If robust demand is a bigger element of the inflation narrative in the United States, energy is the most important factor in Europe. Energy accounted for half of the increase in consumer prices in the eurozone from January to December, but just a third in the United States, according to ECB researchers.
The ECB has little power to influence energy prices, but it is mindful that increased energy costs will be a larger drag on economic growth in the eurozone than in the United States. Some experts now believe that if energy costs continue to climb or Russia’s natural gas supply is cut, the eurozone will face a recession later this year.
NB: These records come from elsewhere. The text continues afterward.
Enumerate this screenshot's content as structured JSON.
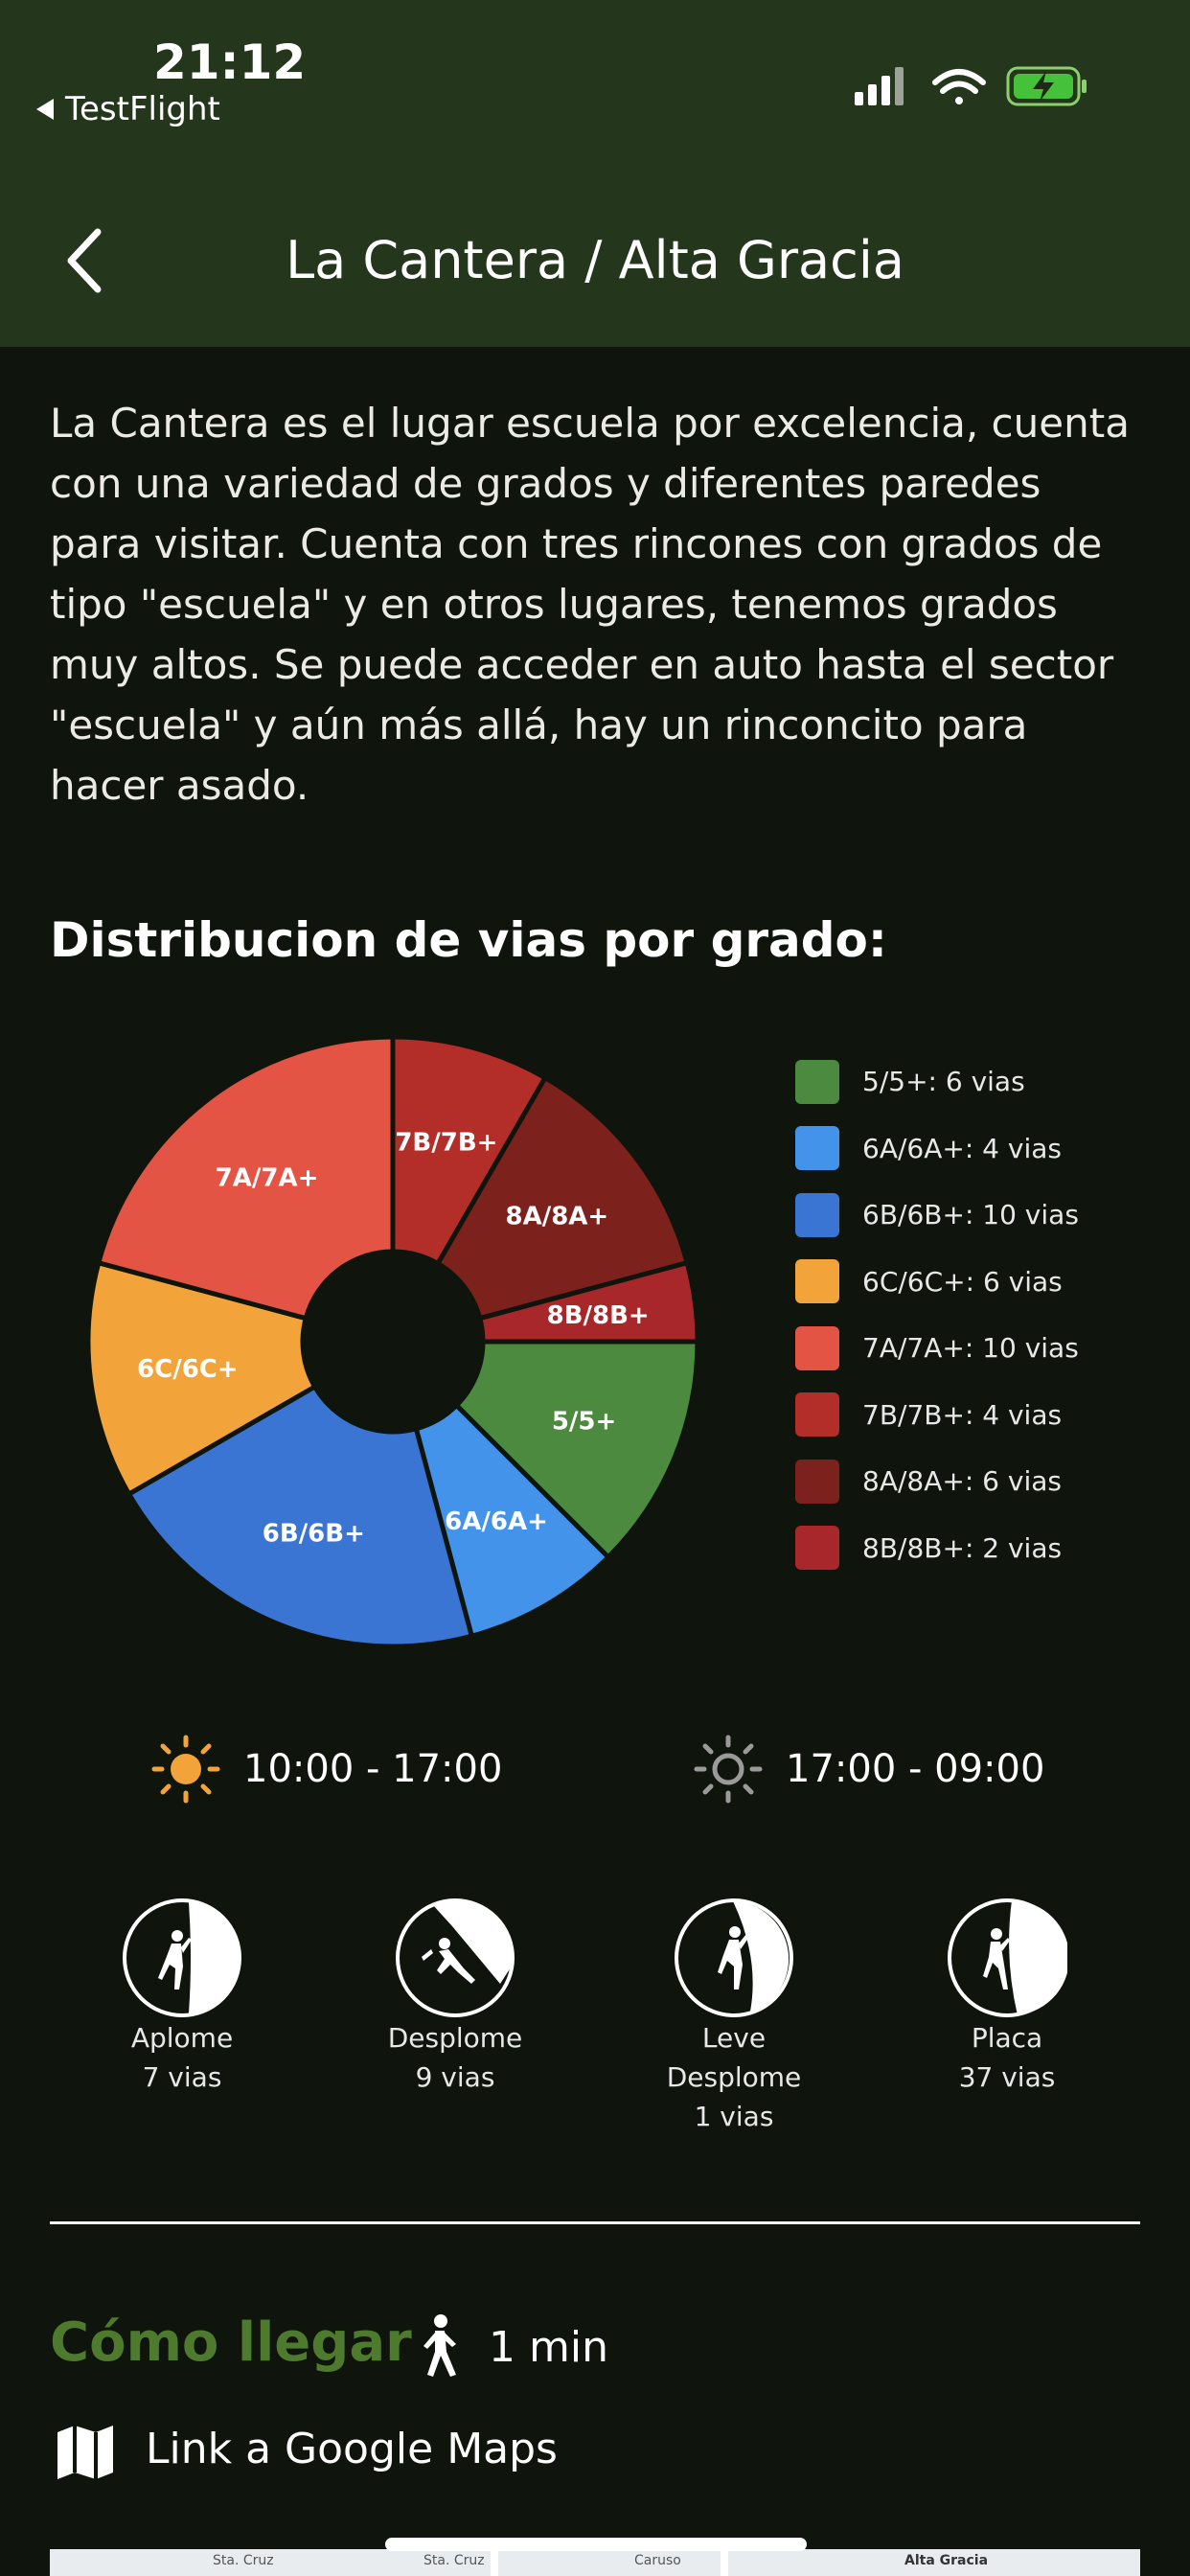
{
  "status_bar": {
    "time": "21:12",
    "back_app": "TestFlight"
  },
  "nav": {
    "title": "La Cantera / Alta Gracia"
  },
  "description": "La Cantera es el lugar escuela por excelencia, cuenta con una variedad de grados y diferentes paredes para visitar. Cuenta con tres rincones con grados de tipo \"escuela\" y en otros lugares, tenemos grados muy altos. Se puede acceder en auto hasta el sector \"escuela\" y aún más allá, hay un rinconcito para hacer asado.",
  "chart_title": "Distribucion de vias por grado:",
  "chart_data": {
    "type": "pie",
    "categories": [
      "5/5+",
      "6A/6A+",
      "6B/6B+",
      "6C/6C+",
      "7A/7A+",
      "7B/7B+",
      "8A/8A+",
      "8B/8B+"
    ],
    "values": [
      6,
      4,
      10,
      6,
      10,
      4,
      6,
      2
    ],
    "colors": [
      "#4c8a3f",
      "#4493ea",
      "#3b75d3",
      "#f2a33a",
      "#e35444",
      "#b32e28",
      "#7c211c",
      "#a8272a"
    ],
    "legend": [
      "5/5+: 6 vias",
      "6A/6A+: 4 vias",
      "6B/6B+: 10 vias",
      "6C/6C+: 6 vias",
      "7A/7A+: 10 vias",
      "7B/7B+: 4 vias",
      "8A/8A+: 6 vias",
      "8B/8B+: 2 vias"
    ],
    "legend_placement": "right",
    "donut": true
  },
  "sun": {
    "sun_hours": "10:00 - 17:00",
    "shade_hours": "17:00 - 09:00",
    "sun_color": "#f2a33a",
    "shade_color": "#9a9a9a"
  },
  "styles": [
    {
      "name": "Aplome",
      "count": "7 vias",
      "icon": "climber-vertical-icon"
    },
    {
      "name": "Desplome",
      "count": "9 vias",
      "icon": "climber-overhang-icon"
    },
    {
      "name": "Leve\nDesplome",
      "count": "1 vias",
      "icon": "climber-slight-overhang-icon"
    },
    {
      "name": "Placa",
      "count": "37 vias",
      "icon": "climber-slab-icon"
    }
  ],
  "how_to_get": {
    "title": "Cómo llegar",
    "walk_time": "1 min",
    "maps_link": "Link a Google Maps",
    "accent": "#4e7a2e"
  },
  "map": {
    "labels": [
      "Sta. Cruz",
      "Sta. Cruz",
      "Caruso",
      "Alta Gracia"
    ]
  }
}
Unlike the United States, which saw economic activity return to pre-pandemic levels in mid-2021, the eurozone has yet to completely recover and may be delayed in passing that barrier by the invasion’s aftermath.
Many analysts believe the ECB will increase rates far less than the Fed due to a weaker European economy and lower inflation powered by robust demand.
“Differences in economic conditions require a change in strategy,” said Luigi Speranza, BNP Paribas’ top global economist.
ECB policymakers kept their bond-buying program open-ended at their meeting in early February, but indicated they were leaning toward ending it shortly. Economists are skeptical that the authorities would do so when they meet on Wednesday and Thursday, given the considerable uncertainty about Europe’s economic future after the invasion.
Policymakers at the European Central Bank have said that they anticipate bond purchases to finish “shortly before” they begin hiking its main deposit rate.
Some analysts anticipated the ECB to increase rates as soon as September before the invasion, but many now expect the first move to be next year, if at all. The Fed might have raised rates multiple times by then.
Paul Hannon can be reached at [email protected]
Copyright ©2022 Dow Jones & Company, Inc. All Rights Reserved. 87990cbe856818d5eddac44c7b1cdeb8